If Russia was going to do some kind of hack and give something to Julian Assange, they would give him something way better than what’s in the DNC leaks. Just thinking about it that way I don’t even think it would make sense that Russia would—Because what effect did it really have besides embarrassing the Democratic Party? Ultimately, I don’t think it really hurt Hillary Clinton all that much. I just don’t see how that even makes sense.
KHALEK: To be fair, nothing could hurt Hillary Clinton. I’m pretty sure at this point she could strangle a baby on national TV, and it somehow it would be conspiratorial and sexist to call her mean. But that said, Robbie, you and I were at an interesting event a few weeks ago. We went to that foreign policy fundraiser held by the Hillary Clinton campaign, and it was hosted by our good friend, Robert Kagan.
For anyone who doesn’t know, Robert Kagan, he is the neoconservative thinker, one of the most sophisticated neoconservative leaders, who has basically inserted himself in the Clinton campaign. He was headlining that foreign policy fundraiser, and what everybody kept talking about, including Kagan, as well as the liberal hawks who were out of the State Department—They were talking about Russia a lot.
Between the way they were posturing about her being way more aggressive toward Russia and then the exploitation of the DNC leaks as a way to gin up hysteria about Russia, it seems to me that these people want a war with Russia, like Clinton wants a war with Russia. And maybe I’m crazy for saying that so your turn. What do you have to say?
MARTIN: No, I don’t think it’s crazy to say that. I think that these people are so detached emotionally or even spiritually from just like what a normal human being feels that I think to them it is so important to them to posture aggressively toward Russia. Everything else doesn’t matter—fears of nuclear war, fears of getting into this intense back-and-forth, tit-for-tat posture like we had in the Cold War. They are not worried about that.
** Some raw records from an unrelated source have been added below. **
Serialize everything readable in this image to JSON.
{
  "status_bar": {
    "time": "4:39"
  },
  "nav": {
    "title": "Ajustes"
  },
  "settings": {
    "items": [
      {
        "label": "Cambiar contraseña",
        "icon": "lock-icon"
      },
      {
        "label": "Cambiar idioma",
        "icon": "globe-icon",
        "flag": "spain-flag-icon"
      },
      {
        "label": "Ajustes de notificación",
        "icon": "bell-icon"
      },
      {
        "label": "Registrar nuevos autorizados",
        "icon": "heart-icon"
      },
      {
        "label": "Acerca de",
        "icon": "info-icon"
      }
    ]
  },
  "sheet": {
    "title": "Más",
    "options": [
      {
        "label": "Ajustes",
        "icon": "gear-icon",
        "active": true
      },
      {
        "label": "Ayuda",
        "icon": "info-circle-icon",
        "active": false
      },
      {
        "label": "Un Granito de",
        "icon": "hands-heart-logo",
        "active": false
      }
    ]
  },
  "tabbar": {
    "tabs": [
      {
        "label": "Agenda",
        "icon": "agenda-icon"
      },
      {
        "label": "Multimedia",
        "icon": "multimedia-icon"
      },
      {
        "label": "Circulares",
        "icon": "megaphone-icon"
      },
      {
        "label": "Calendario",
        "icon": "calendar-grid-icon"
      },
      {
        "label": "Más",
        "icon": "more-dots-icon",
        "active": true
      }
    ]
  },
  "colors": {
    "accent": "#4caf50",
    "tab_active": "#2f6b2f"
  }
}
They are way more concerned that America will somehow lose ideological and symbolic ground in this quest to keep America at the top of the hill, the king of the hill in sort of the foreign policy landscape.
I would even argue that Robert Kagan and other neocons from D.C., the smarter savvier ones, were angling for a Hillary Clinton presidency as far back as 2014, maybe even 2013. I say that because there was this interesting dynamic going on, where once Hillary Clinton left the Obama administration she had people like Robert Kagan and other neocons kind of going around to press saying, look, in Hillary Clinton’s autobiography, she admits that she wanted to go harder on Syria. She thought Obama was soft on these certain things. So, I really admire Hillary Clinton, and I’m comfortable with her foreign policy.
It was sort of like the pieces were being set in place years ago for sort of making Hillary Clinton seem like she was this hawkish Democrat that could be appealing to neoconservatives and that she thought Obama was kind of weak. If you read her book, that is what she is saying. So, I think that it’s not just that because Trump is so awful and non-neoconservative or whatever, which is arguable. I think that Hillary Clinton is extremely appealing to neoconservatives on a foreign policy level, especially with Ukraine, which is scary.
Obama at the very least as decided not to follow through with fully funding the Ukrainian Army for whatever reason, and it seems like his reasoning was caution at best. It is hard to say. I don’t know, but that is what my guess would be.
For the rest of the interview, go here.